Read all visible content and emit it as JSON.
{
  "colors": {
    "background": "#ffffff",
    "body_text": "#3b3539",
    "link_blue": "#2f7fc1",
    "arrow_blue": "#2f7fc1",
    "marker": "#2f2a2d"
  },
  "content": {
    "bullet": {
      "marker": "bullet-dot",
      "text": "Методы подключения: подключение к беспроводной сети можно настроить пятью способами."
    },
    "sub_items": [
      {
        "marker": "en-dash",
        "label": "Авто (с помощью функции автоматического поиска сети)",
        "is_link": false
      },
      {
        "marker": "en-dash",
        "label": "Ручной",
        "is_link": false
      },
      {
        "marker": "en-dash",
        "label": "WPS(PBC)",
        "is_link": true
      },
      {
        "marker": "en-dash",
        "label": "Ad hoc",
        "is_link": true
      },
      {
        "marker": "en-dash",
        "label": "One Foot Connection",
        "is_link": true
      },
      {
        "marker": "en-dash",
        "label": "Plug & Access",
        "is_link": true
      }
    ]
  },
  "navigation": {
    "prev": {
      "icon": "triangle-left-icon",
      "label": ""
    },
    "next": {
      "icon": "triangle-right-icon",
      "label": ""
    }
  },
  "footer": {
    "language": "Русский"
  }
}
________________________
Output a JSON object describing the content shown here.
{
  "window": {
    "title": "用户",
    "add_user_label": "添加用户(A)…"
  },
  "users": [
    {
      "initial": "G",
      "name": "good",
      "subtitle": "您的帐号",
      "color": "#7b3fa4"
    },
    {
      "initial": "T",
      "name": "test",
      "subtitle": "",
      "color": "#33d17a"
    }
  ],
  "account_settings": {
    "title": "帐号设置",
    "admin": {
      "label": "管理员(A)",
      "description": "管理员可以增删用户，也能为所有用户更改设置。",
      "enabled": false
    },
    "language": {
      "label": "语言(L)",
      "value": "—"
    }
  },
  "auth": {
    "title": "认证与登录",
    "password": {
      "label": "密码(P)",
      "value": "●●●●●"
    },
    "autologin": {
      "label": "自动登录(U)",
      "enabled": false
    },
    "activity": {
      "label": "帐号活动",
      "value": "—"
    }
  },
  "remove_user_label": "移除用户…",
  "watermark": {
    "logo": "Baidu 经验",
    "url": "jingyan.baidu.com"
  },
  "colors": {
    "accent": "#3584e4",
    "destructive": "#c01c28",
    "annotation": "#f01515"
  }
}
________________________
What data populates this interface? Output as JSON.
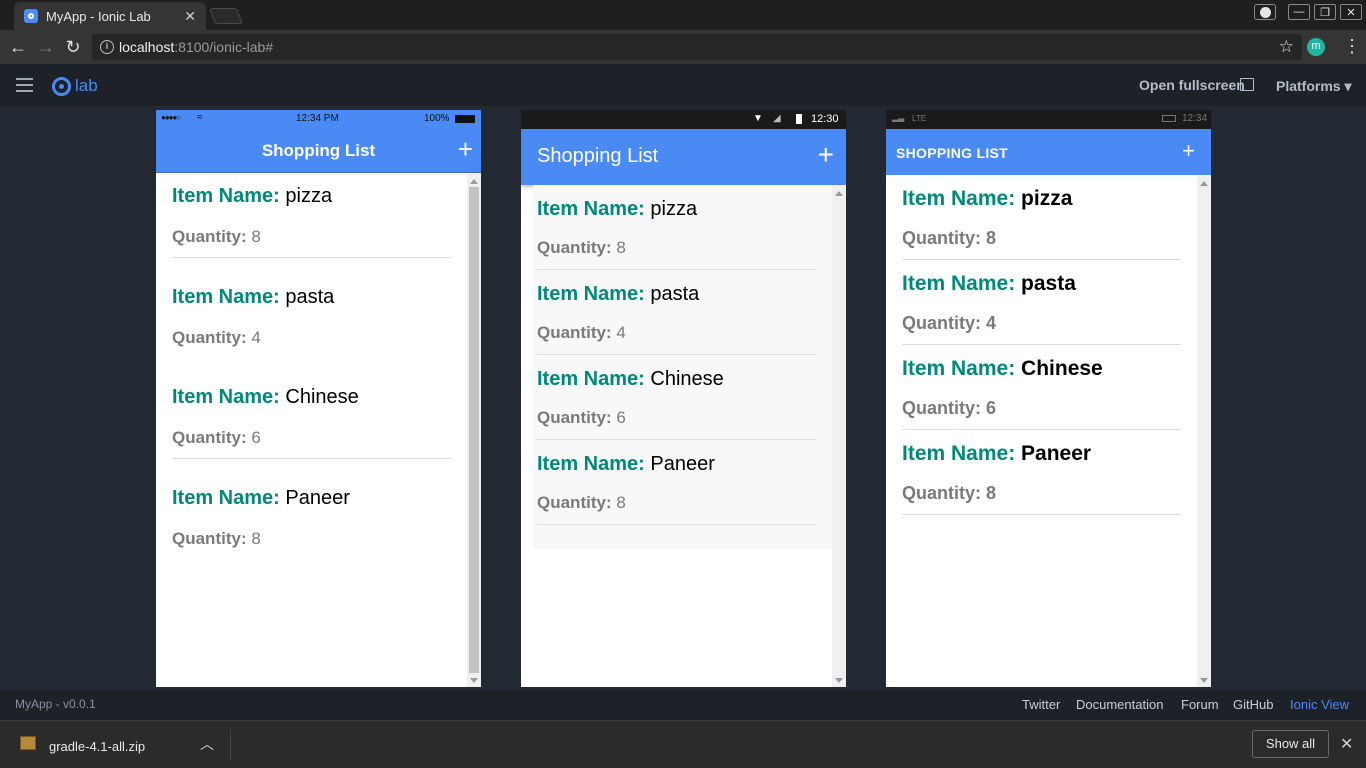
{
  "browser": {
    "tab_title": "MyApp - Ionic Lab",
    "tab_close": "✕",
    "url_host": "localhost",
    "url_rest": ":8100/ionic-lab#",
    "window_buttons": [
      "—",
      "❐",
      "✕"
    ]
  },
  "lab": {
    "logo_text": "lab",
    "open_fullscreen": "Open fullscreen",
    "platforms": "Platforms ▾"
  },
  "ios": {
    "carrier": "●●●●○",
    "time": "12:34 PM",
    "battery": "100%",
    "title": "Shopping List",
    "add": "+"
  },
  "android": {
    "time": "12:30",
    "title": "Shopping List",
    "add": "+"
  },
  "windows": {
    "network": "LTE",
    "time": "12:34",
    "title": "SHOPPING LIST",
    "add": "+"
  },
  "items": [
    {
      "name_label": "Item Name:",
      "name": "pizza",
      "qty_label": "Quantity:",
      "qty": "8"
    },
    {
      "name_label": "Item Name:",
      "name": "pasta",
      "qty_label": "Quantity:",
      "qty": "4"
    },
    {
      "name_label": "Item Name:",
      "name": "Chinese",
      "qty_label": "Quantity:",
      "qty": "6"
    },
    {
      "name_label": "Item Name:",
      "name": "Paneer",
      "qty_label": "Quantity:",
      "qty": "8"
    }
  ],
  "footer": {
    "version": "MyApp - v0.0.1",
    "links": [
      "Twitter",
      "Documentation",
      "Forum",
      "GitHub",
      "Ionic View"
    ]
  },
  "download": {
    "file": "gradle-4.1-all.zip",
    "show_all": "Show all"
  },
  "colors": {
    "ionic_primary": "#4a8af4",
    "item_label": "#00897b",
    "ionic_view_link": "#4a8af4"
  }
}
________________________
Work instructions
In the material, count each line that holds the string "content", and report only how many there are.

Exercise solution
3